:: DATASET RECORDS ::

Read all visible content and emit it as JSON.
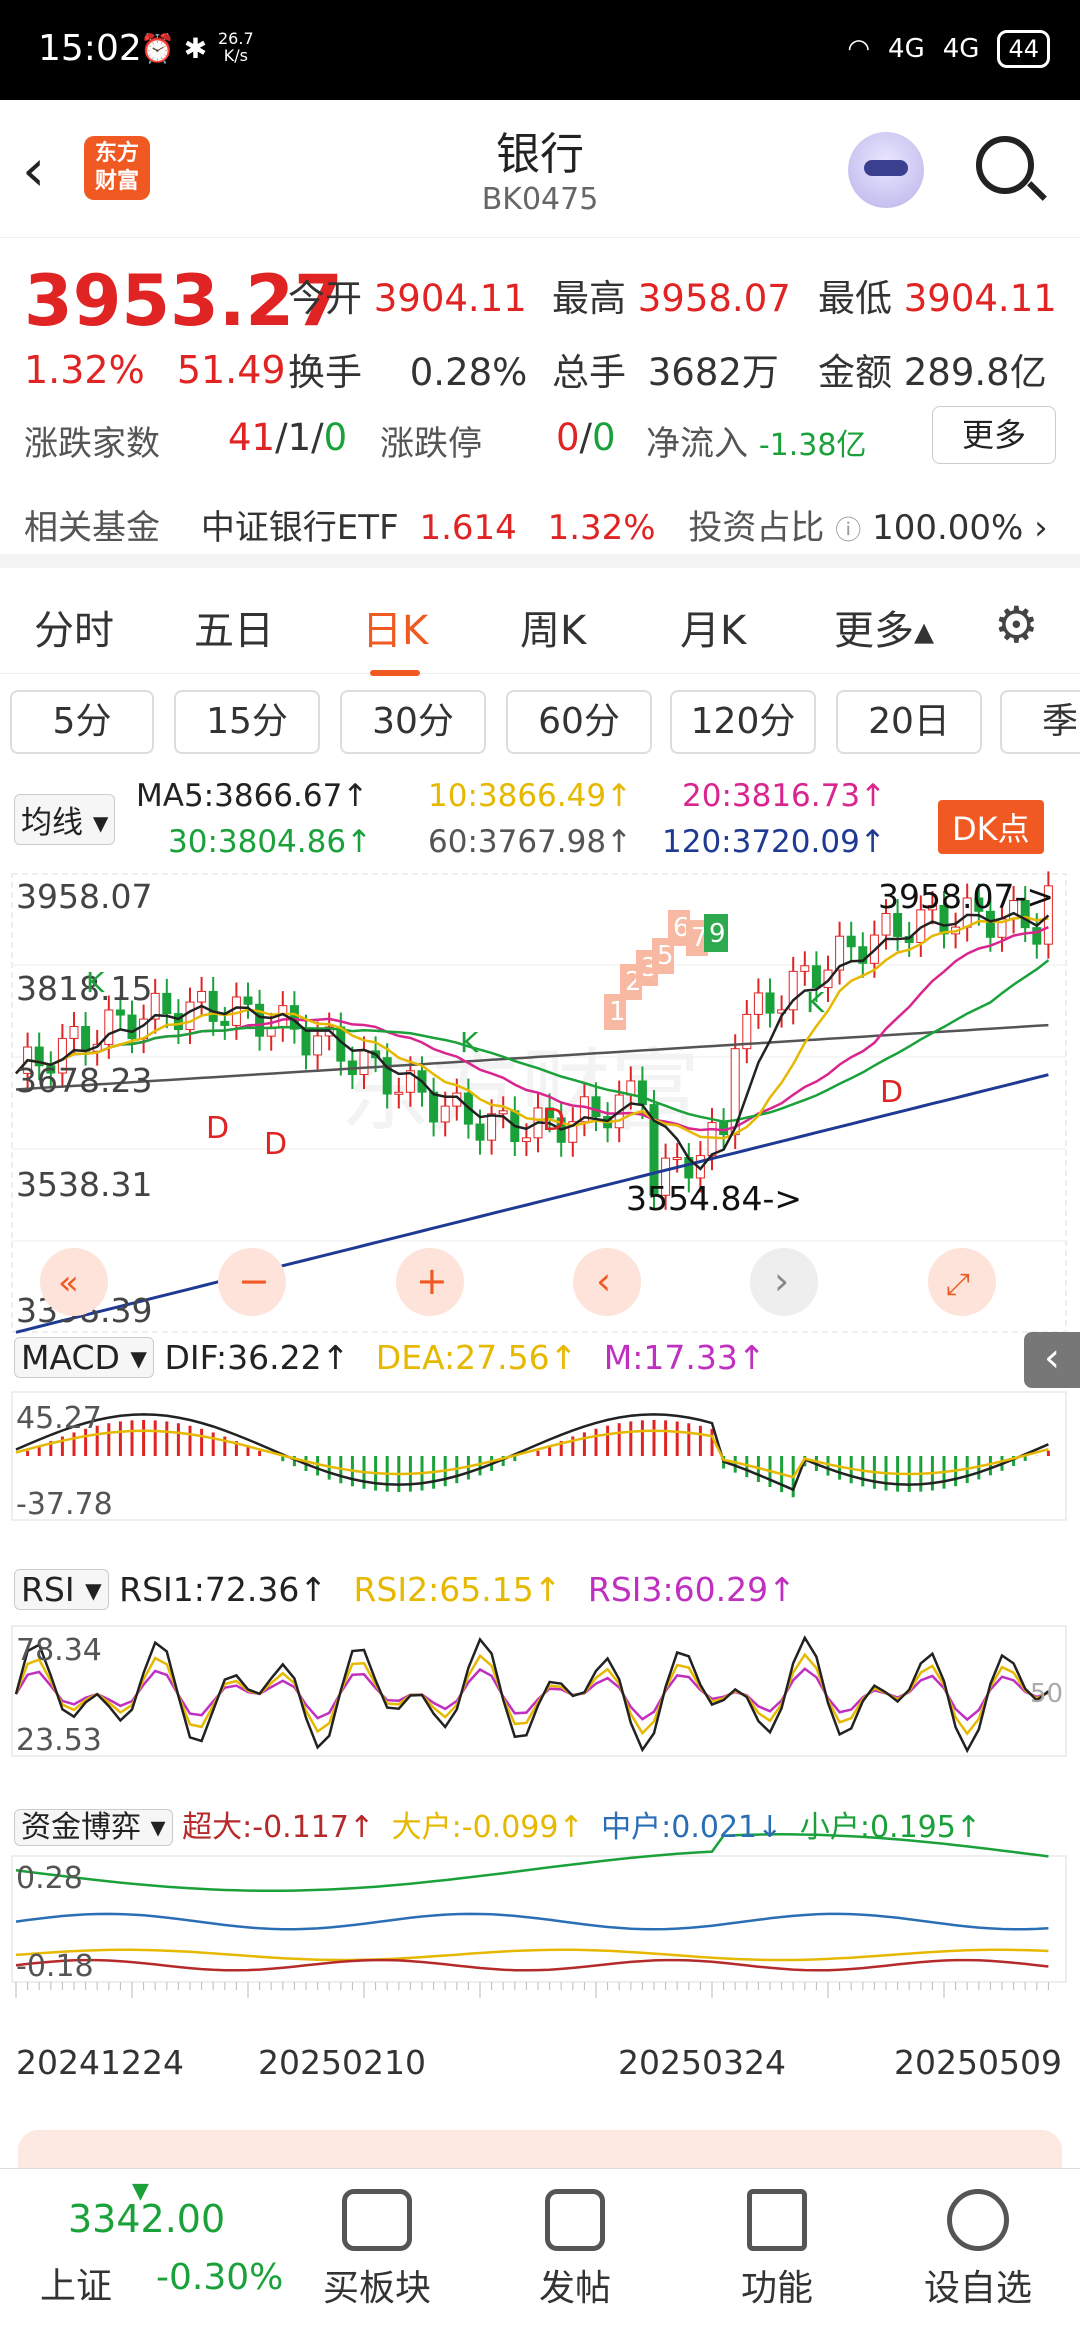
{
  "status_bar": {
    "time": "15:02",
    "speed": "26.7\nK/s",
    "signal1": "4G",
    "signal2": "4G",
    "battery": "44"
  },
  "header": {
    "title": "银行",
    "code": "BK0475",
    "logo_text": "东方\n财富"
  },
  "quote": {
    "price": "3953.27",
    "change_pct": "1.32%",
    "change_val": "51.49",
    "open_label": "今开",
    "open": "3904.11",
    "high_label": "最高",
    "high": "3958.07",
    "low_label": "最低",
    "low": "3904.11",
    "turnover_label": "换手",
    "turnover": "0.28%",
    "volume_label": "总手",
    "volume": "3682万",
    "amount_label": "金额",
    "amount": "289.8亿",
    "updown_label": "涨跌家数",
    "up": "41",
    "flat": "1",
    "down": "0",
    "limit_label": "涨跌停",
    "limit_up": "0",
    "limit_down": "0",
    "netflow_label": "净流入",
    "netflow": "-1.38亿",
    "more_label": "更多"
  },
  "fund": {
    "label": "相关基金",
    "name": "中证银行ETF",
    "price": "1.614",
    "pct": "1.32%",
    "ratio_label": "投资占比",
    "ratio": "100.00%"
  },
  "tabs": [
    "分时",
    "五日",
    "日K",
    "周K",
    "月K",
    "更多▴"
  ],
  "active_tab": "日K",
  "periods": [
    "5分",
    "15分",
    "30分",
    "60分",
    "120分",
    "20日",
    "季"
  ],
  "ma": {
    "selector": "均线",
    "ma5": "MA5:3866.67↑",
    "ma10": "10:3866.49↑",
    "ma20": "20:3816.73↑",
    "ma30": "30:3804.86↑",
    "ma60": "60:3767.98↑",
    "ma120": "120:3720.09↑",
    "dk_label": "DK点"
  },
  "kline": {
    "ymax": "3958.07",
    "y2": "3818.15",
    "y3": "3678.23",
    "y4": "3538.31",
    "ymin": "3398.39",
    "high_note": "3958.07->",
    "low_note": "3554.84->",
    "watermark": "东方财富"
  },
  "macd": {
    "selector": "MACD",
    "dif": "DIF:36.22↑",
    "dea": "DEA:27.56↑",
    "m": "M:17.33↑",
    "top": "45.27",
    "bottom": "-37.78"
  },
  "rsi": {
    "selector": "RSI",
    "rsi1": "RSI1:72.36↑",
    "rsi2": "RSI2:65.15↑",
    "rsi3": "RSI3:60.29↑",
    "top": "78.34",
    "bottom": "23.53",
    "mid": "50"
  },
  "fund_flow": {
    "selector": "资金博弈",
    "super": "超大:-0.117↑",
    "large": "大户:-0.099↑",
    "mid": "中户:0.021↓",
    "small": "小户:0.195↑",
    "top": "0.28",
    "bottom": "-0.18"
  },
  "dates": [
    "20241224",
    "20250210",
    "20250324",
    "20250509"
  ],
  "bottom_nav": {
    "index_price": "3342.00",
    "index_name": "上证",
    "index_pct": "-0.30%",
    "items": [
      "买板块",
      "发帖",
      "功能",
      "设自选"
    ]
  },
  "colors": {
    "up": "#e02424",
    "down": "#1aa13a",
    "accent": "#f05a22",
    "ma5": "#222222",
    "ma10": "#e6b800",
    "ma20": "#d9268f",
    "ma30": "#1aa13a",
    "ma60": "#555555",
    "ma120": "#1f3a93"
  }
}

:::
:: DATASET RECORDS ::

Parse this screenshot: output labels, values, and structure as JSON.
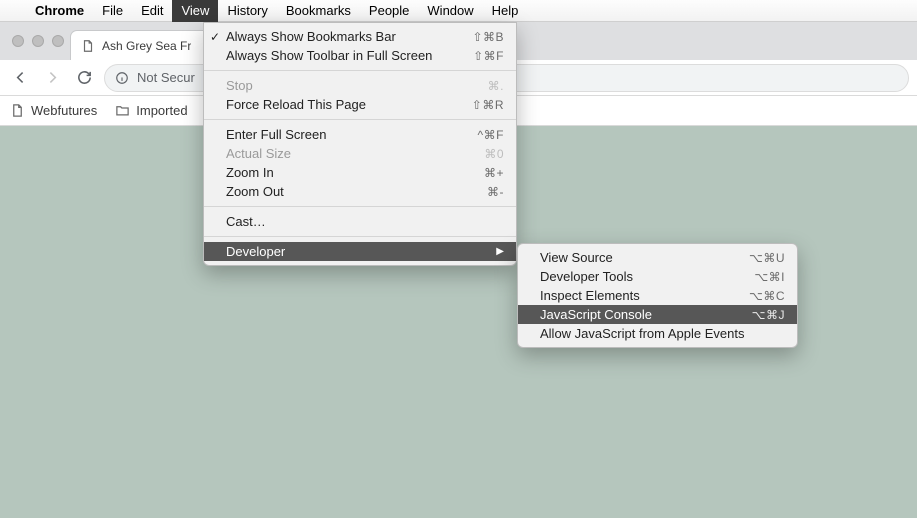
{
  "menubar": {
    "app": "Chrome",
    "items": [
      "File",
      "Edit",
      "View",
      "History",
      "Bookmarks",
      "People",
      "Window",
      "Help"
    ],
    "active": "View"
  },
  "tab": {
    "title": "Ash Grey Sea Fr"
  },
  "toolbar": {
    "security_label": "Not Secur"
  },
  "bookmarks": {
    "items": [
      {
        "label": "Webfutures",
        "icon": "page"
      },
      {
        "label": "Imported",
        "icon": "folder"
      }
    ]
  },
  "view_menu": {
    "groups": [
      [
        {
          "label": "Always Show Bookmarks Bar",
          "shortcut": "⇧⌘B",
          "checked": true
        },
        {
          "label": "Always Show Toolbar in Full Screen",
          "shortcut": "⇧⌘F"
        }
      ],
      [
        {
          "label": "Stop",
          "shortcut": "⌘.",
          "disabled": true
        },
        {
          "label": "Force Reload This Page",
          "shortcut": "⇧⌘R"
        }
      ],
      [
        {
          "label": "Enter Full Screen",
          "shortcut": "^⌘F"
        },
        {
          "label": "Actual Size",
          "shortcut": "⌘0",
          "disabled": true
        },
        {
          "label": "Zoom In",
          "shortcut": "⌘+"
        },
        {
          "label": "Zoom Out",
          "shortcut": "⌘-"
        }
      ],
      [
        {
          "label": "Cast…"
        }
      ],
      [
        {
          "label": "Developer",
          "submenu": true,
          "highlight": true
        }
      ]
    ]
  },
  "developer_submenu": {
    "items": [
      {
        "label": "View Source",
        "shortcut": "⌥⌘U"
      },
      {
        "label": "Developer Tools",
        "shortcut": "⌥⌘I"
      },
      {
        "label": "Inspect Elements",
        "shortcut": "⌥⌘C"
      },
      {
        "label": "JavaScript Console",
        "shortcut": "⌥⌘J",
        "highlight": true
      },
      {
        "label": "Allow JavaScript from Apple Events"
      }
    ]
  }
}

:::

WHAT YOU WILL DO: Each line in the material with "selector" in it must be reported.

EXERCISE ANSWER:
    "selector": "均线",
    "selector": "MACD",
    "selector": "RSI",
    "selector": "资金博弈",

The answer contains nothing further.